Of course, the panel pondered that universal question, What would Jane Jacobs think? Would she celebrate walking through the city on the High Line? Gladwell reminded the audience of Jacobs’ mixed feelings for parks, but all three panelists guessed that she would appreciate the park as a success of adaptive reuse, a symbol of post-industrial transformation and a reminder of the inherent history of the area — even if it is a large, planned urban intervention.

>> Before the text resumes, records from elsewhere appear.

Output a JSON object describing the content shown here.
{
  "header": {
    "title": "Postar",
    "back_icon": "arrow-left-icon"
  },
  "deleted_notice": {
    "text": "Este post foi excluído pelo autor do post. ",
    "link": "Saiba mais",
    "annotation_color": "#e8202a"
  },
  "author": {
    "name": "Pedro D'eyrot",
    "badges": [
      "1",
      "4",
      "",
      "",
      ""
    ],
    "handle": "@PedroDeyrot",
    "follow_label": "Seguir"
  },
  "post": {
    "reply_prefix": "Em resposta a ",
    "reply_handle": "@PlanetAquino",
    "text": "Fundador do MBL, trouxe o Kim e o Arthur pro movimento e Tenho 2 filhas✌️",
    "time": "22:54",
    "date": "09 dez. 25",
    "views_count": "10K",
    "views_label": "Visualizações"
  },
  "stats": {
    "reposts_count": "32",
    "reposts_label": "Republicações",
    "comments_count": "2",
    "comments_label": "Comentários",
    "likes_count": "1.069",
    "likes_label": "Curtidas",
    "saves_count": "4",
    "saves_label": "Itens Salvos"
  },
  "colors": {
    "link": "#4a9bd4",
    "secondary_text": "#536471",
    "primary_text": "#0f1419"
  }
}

Mollenkopf’s next question — about how people use the High Line and how it has affected the neighborhood — prompted Hammond instantly to rattle off some facts: 2 million visitors per year, 15,000 visitors on a busy Saturday, 50% of people who visit are New Yorkers, 25% are from Europe and Japan. He mentioned that some businesses in the neighborhood said that the recession ended when the High Line opened. But beyond its appeal to tourists, he stressed that he sees the High Line as a neighborhood park with programs planned for the local community. Gladwell added that he includes the High Line in the wave of recent efforts to reclaim the city from the automobile, along with Hudson River Park and the 9th Avenue bike lane. And Perine pointed out the unique perspective of the city one gets while standing on the High Line, unlike any you can get from your apartment window.

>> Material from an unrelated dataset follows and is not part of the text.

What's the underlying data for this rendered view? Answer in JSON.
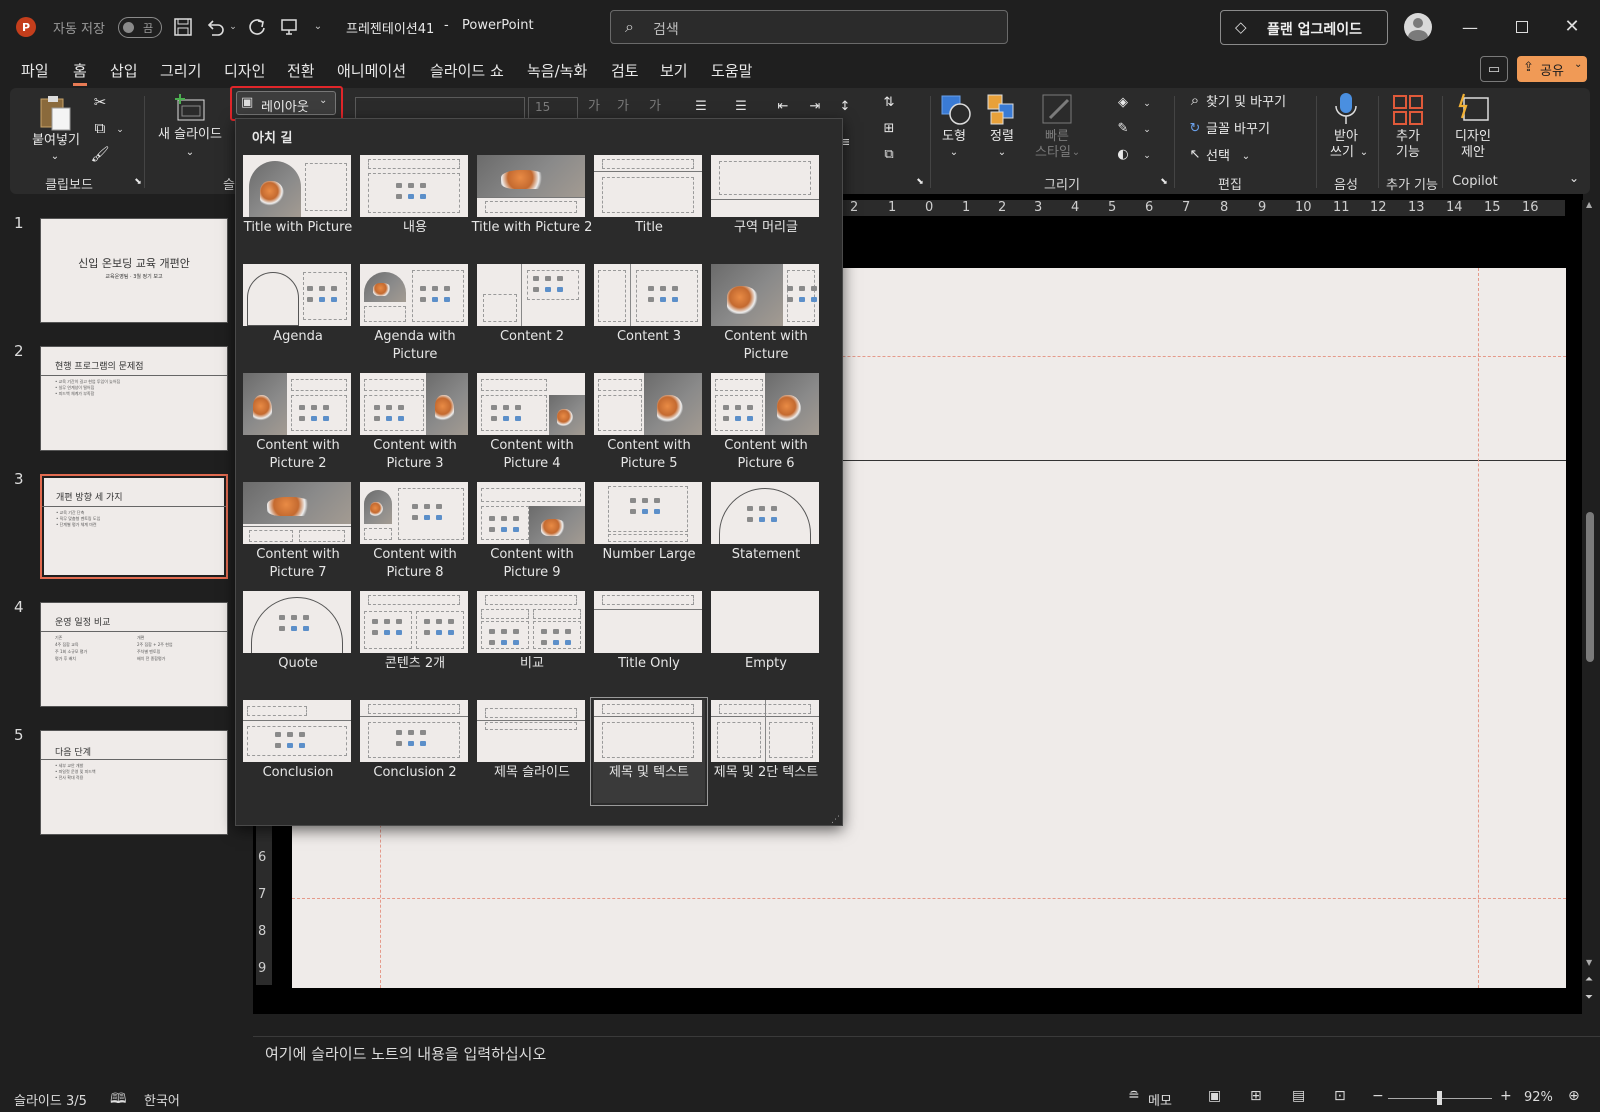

The conversation turned towards economics when Perine raised concerns about the building and maintenance cost of the park, emphasizing that the High Line can’t and shouldn’t be a model for other urban parks. Though supported in great part by private money, it has also received significant public funding, while other public spaces in the city don’t have enough backing even to expect regular trash collection. Economic spillover arguments are weak, she argued, maintaining that there are too many factors involved to attribute all positive effects to the High Line alone. Hammond, citing a comprehensive study that identified the statistics he mentioned, argued that parks like the High Line, which are based on public-private partnerships, actually free up city money. He also pointed out that the City’s budget for parks is one half of one percent, far too little to support the City’s parks no matter what. While Hammond and Perine debated, Gladwell proposed that, rather than rezone neighborhoods, we aim to curate them. For him, an engineered capacity of surprise is what a successful city of 21st century needs.

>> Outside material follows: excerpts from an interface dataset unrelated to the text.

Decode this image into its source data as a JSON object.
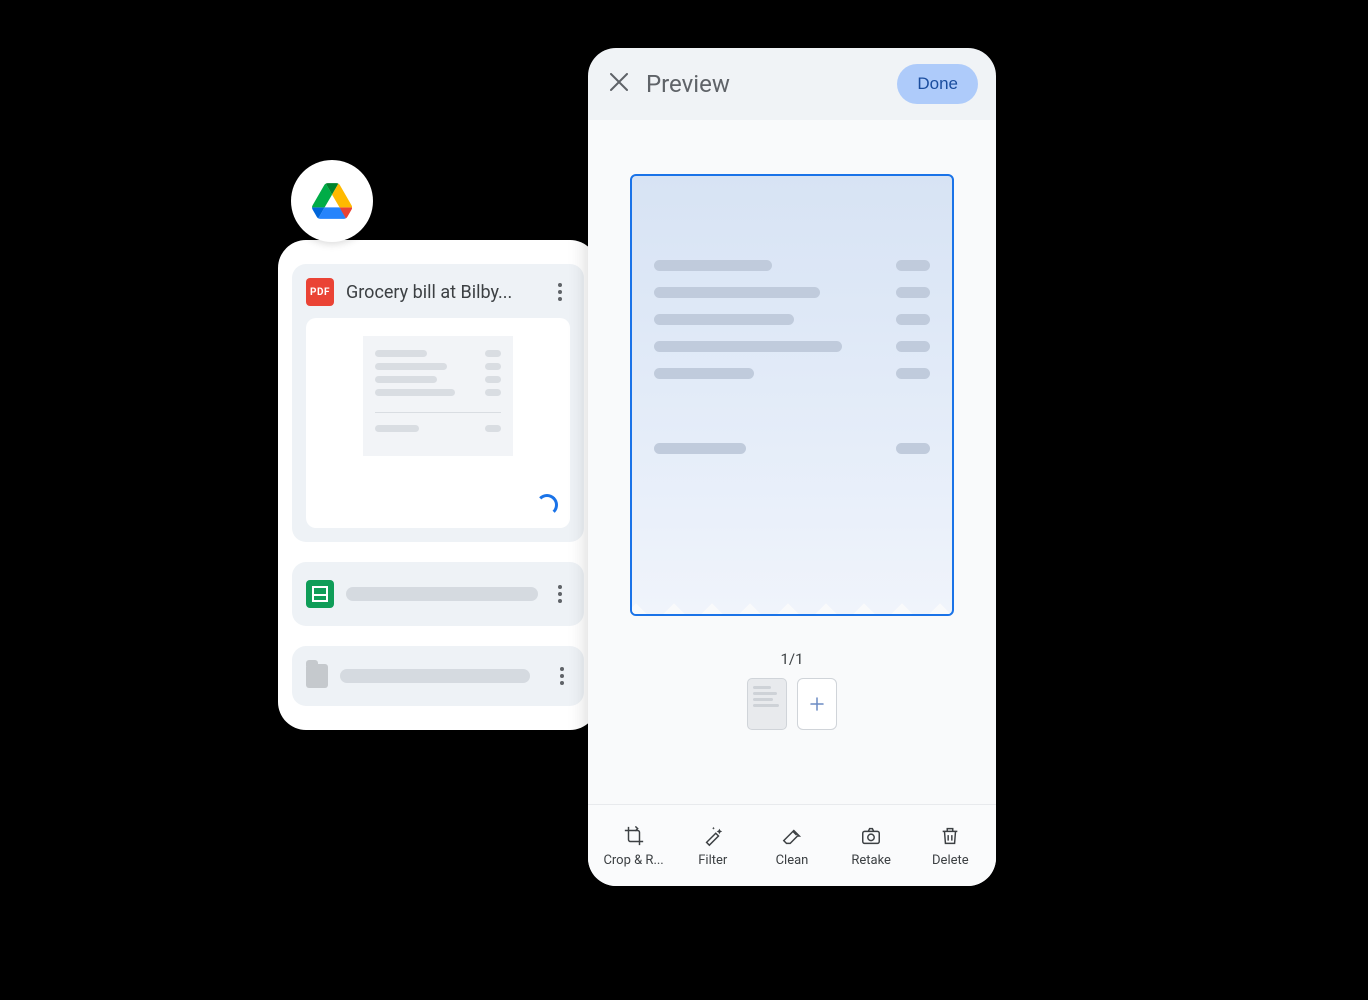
{
  "drive": {
    "files": [
      {
        "type": "pdf",
        "title": "Grocery bill at Bilby...",
        "status": "loading"
      },
      {
        "type": "sheet",
        "title": ""
      },
      {
        "type": "folder",
        "title": ""
      }
    ]
  },
  "preview": {
    "title": "Preview",
    "done_label": "Done",
    "page_counter": "1/1",
    "toolbar": {
      "crop": "Crop & R...",
      "filter": "Filter",
      "clean": "Clean",
      "retake": "Retake",
      "delete": "Delete"
    }
  },
  "icons": {
    "pdf_badge": "PDF"
  }
}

So, is it a model for a city or not? No consensus was reached, so Mollenkopf asked each panelist to name another project that inspires a certain standard of urban design. Perine referred to a number of parks in the US, including Bloomingdale Trail in Chicago, and then singled out the brilliance of German efforts at creating open spaces in postindustrial landscapes such as Emscher Park, a project she admires for its innovation and creativity at low cost. Hammond agreed and gave the example of City Nature Park in Berlin, a 30-acre park that cost about $1.5 million. Both Perine and Hammond admire the way Europeans appreciate and adapt their industrial past while Americans have been slow to reclaim such landscapes. Perine felt that the United States’ regulatory framework has not caught up with the changes happening in its socio-economic framework.
- from a panel discussion documented by URBAN OMNIBUS